---- Source material
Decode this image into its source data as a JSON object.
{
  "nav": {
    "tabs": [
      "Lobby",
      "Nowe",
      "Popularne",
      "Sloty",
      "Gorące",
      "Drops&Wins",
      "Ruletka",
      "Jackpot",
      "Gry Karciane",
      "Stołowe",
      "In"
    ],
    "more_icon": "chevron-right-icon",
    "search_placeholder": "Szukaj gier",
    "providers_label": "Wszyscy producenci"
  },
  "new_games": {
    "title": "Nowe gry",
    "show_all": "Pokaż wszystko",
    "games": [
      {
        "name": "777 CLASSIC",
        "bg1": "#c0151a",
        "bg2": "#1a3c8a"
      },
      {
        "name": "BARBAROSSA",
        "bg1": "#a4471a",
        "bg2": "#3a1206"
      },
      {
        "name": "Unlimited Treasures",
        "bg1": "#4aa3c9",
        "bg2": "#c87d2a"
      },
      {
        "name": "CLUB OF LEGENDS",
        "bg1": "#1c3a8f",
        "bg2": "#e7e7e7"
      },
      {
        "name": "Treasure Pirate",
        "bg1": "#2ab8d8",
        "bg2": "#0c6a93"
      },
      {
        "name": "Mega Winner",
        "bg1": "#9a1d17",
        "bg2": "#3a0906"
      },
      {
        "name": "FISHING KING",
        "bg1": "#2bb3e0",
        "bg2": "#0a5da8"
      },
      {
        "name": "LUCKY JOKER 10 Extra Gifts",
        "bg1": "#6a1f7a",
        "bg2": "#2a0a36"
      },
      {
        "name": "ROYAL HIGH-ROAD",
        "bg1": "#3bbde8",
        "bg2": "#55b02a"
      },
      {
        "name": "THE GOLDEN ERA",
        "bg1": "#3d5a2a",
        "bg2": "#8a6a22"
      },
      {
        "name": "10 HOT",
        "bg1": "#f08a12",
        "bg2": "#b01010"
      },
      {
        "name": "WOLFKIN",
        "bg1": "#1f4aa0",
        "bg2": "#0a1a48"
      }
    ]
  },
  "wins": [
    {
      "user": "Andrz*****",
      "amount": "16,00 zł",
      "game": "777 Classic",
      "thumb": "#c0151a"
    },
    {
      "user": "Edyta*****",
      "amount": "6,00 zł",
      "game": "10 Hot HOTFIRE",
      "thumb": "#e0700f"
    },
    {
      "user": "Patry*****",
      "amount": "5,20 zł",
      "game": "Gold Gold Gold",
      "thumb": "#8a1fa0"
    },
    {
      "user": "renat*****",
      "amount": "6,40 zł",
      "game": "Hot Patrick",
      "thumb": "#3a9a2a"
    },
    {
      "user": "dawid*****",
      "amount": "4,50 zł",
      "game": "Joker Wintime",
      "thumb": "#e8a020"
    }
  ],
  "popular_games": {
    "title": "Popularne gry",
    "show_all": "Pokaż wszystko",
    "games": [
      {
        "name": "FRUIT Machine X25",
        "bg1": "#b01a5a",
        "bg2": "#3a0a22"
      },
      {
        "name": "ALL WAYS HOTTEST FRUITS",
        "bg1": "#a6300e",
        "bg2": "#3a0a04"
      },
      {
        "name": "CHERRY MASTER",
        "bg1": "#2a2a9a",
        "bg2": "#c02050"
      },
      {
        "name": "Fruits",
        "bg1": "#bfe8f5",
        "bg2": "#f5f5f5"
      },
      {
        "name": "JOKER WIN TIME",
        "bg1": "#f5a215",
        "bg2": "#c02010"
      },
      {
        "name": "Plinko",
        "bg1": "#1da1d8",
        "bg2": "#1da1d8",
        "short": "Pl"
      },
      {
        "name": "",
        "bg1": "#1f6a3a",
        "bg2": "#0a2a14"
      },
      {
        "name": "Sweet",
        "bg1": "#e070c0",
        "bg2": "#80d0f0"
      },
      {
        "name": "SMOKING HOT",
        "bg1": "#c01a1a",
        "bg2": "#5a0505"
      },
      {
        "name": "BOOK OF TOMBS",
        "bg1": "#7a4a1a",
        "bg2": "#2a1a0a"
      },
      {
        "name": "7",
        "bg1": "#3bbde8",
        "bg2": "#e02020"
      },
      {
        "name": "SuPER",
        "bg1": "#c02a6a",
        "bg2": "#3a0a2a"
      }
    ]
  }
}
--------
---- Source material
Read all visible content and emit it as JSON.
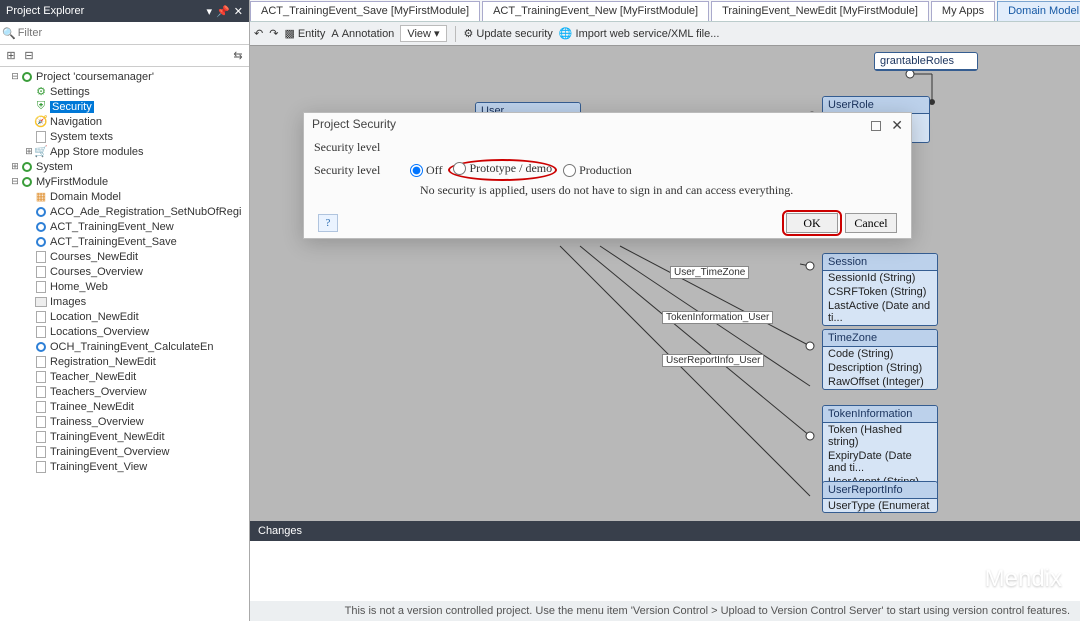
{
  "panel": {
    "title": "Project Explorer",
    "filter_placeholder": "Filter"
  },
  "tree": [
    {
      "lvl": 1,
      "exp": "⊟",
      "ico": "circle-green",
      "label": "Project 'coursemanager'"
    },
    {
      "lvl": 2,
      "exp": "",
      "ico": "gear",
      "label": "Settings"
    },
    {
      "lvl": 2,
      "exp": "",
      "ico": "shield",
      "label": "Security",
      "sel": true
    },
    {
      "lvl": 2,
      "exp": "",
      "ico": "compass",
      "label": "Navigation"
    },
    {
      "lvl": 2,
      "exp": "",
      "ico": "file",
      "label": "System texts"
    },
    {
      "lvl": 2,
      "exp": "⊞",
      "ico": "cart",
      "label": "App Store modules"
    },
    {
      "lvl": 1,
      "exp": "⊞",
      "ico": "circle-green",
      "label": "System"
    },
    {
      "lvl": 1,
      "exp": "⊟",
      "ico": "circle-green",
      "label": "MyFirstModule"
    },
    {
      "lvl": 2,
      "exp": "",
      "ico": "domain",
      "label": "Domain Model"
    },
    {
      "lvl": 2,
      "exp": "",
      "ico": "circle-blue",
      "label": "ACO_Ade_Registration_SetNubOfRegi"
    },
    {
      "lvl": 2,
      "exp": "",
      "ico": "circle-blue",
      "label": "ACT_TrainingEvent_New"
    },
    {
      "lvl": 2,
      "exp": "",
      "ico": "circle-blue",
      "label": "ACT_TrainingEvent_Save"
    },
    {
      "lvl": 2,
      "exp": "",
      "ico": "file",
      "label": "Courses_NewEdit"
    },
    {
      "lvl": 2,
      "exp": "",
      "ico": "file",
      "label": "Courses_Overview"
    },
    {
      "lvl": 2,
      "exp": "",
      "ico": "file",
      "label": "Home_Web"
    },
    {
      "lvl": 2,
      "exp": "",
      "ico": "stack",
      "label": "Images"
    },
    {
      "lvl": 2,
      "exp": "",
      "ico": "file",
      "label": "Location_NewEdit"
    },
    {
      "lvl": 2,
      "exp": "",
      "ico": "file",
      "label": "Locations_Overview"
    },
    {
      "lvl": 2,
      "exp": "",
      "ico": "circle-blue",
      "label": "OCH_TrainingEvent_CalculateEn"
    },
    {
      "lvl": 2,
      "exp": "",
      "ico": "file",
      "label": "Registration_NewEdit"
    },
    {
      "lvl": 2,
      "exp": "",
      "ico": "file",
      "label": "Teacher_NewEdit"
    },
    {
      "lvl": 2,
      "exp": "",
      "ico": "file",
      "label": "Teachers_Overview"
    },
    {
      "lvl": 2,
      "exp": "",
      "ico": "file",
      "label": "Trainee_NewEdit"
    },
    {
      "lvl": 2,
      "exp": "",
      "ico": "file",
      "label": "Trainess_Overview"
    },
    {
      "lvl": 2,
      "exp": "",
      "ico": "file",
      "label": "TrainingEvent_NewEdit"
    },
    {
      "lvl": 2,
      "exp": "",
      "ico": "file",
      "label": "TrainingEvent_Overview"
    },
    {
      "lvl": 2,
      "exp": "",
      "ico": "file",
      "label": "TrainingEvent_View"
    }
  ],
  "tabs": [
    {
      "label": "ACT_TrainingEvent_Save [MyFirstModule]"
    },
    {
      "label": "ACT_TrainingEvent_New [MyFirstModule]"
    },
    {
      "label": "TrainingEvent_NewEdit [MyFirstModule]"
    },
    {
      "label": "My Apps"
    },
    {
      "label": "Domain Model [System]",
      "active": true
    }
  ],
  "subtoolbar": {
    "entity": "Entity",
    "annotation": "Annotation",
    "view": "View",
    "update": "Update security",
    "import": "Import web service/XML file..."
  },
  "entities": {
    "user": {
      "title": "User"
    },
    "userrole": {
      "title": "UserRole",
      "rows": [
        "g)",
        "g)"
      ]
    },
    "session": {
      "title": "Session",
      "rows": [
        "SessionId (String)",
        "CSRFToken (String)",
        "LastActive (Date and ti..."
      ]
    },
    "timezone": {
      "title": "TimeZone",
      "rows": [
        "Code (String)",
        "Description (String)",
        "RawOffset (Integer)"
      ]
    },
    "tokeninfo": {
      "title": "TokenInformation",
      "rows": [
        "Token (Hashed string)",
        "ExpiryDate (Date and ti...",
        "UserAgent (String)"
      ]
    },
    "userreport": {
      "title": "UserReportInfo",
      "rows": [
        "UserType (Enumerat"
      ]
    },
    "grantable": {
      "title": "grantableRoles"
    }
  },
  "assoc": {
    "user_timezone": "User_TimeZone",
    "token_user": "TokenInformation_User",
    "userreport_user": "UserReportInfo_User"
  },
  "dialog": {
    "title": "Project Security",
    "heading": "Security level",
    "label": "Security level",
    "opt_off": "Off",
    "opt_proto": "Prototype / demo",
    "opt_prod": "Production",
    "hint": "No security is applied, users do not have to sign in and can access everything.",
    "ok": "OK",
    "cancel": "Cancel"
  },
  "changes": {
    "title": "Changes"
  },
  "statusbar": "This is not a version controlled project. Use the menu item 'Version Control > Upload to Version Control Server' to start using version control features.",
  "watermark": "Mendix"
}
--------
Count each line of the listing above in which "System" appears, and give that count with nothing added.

3